Duluth police officer investigated for sex assault
DULUTH — Prosecutors declined to file charges against a Duluth Police Department sergeant after he was investigated earlier this year for allegations of physical and sexual assault.
Gayle Holton, 48, who retired from the force in September, was accused in January of assaulting a woman in his home.
Following a preliminary investigation, Duluth police referred the case to the Minnesota Bureau of Criminal Apprehension. Once the bureau completed its investigation, the St. Louis County Attorney’s Office referred the case to the Ramsey County Attorney’s Office to review for possible charges. The office declined in early April to pursue the matter, citing a lack of evidence.
Both local agencies referred the cases to avoid any potential conflict of interest — standard procedure in such investigations.
Criminal investigations of law enforcement personnel are “certainly tough,” said Duluth Police Chief Mike Tusken, but “all of our intents from the moment of the call to the point the investigation concluded was to have a fair, impartial and just process. We carefully facilitated for that to happen, and I think we did.”
Duluth police put Holton on paid administrative leave immediately following the allegations, and that’s where he remained until his retirement. Tusken said an internal personnel investigation was still in process at the time of Holton’s retirement. Because it is still considered open, the contents of the investigation aren’t public.
Reached by phone Thursday, Nov. 1, Holton hung up on a Forum News Service reporter.
Duluth police union president Tom Maida declined to comment on the criminal investigation, but said Holton’s retirement was considered a voluntary separation, and he would receive typical retirement benefits. He was employed by the department for 20 years. Maida said it isn’t uncommon for police officers to retire around the age of 50. During Holton’s time with the department, seven internal personnel complaints were made against him, none resulting in discipline.
Holton was never arrested in connection with the allegations, and declined to be interviewed by BCA investigators, except to say he didn’t do what was being alleged, according to the BCA report obtained by Forum News Service through the Minnesota’s public records law. He did submit to a DNA test and allowed photos of his home.
According to the investigation, which included more than a dozen interviews, the woman had been invited by another female and Holton — both known to the alleged victim previously — to watch a Minnesota Vikings game at a Duluth bar. She was then invited back to Holton’s residence with them following the game. The alleged victim said Holton was intoxicated, repeatedly exposing his genitals to her and upsetting the other female.
At one point, the female witness asked the alleged victim to lie with her in a bed. She did, and the other female fell asleep. Holton had joined the two in the bed, and seeing the witness was asleep, put his hand inside the pants and underwear of the alleged victim despite her protests, she told investigators. She jumped off the bed and slapped Holton, she said, and woke the other woman, telling her what happened.

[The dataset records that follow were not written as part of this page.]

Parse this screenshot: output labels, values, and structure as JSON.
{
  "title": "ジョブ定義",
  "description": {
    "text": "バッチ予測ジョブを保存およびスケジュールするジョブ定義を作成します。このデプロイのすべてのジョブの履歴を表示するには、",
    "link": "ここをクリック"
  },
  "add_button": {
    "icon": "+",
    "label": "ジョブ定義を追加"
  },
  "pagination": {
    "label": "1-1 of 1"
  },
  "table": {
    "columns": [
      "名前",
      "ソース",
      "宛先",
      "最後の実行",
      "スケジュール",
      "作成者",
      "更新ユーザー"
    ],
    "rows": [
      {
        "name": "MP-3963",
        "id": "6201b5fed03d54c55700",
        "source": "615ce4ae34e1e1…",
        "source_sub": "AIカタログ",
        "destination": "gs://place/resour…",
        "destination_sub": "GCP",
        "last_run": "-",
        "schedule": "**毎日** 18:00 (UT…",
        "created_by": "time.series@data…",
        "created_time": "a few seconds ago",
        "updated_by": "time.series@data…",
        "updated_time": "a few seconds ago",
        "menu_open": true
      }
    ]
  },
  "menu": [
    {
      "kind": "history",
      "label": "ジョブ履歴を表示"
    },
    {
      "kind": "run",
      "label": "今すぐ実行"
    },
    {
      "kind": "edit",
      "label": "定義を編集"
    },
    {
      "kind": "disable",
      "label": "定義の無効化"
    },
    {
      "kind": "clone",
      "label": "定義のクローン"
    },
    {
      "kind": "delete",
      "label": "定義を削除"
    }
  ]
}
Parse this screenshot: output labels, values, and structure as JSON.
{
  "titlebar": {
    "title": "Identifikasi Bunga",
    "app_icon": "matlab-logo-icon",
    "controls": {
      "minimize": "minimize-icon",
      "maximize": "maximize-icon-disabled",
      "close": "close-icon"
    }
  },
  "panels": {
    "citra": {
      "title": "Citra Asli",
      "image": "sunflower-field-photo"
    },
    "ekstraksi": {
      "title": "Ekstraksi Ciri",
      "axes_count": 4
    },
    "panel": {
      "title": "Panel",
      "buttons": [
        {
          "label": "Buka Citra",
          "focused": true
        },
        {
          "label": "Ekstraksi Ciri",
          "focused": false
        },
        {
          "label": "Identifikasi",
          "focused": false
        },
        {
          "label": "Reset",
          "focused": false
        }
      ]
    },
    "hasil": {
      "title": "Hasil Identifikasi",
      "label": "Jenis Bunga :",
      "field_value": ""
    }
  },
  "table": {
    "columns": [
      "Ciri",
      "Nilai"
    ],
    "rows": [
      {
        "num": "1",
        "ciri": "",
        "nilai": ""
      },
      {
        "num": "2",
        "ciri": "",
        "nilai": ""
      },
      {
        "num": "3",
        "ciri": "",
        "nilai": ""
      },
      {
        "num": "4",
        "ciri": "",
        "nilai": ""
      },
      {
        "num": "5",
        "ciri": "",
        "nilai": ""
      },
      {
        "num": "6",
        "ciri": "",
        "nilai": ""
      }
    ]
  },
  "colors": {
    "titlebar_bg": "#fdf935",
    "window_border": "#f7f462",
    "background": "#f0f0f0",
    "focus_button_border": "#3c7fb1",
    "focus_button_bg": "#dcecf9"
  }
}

The three argued, and the woman yelled at the alleged victim who covered the woman’s mouth to stifle her. At that point, the alleged victim told investigators, Holton put her in a sort of headlock, gripped her arm and pushed her against a wall. She left the house, and called for a ride outside.
The Duluth police officer who responded to the complainant’s call early that morning noted red marks on her arm and collected evidence related to the alleged sexual assault, bringing her to a hospital for a sexual assault exam. The Duluth department report notes that Lt. Robin Roeser was notified of the incident while the officer was still with the alleged victim because of Holton’s employment with the department.
Holton’s DNA was not found on the alleged victim, tests showed.
“Although we believe that the suspect did in fact engage in questionable behavior,” wrote Jill Gerber, assistant director of the criminal division within the Ramsey County Attorney’s Office in a letter to St. Louis County Attorney Mark Rubin, “it was determined that there is insufficient evidence to prosecute and that we could not prove this case beyond a reasonable doubt.”
She cited excessive use of alcohol by the witnesses and Holton, Holton’s refusal to give a statement to law enforcement and the “strained nature” of the relationship between the women as reasons for not filing criminal charges.
When asked why prosecution didn’t request law enforcement to pursue an interview with Holton, Ramsey County public information officer Dennis Gerhardstein said state and federal law prevents that once a suspect has invoked a right to counsel. But nothing within the 214 pages of investigative materials provided by the BCA indicates that ever happened; only that once the interview began, Holton said “no, let’s not do this.”
The Minnesota Board of Peace Officers Standards and Training did not respond to a September request inquiring whether Holton retained his license.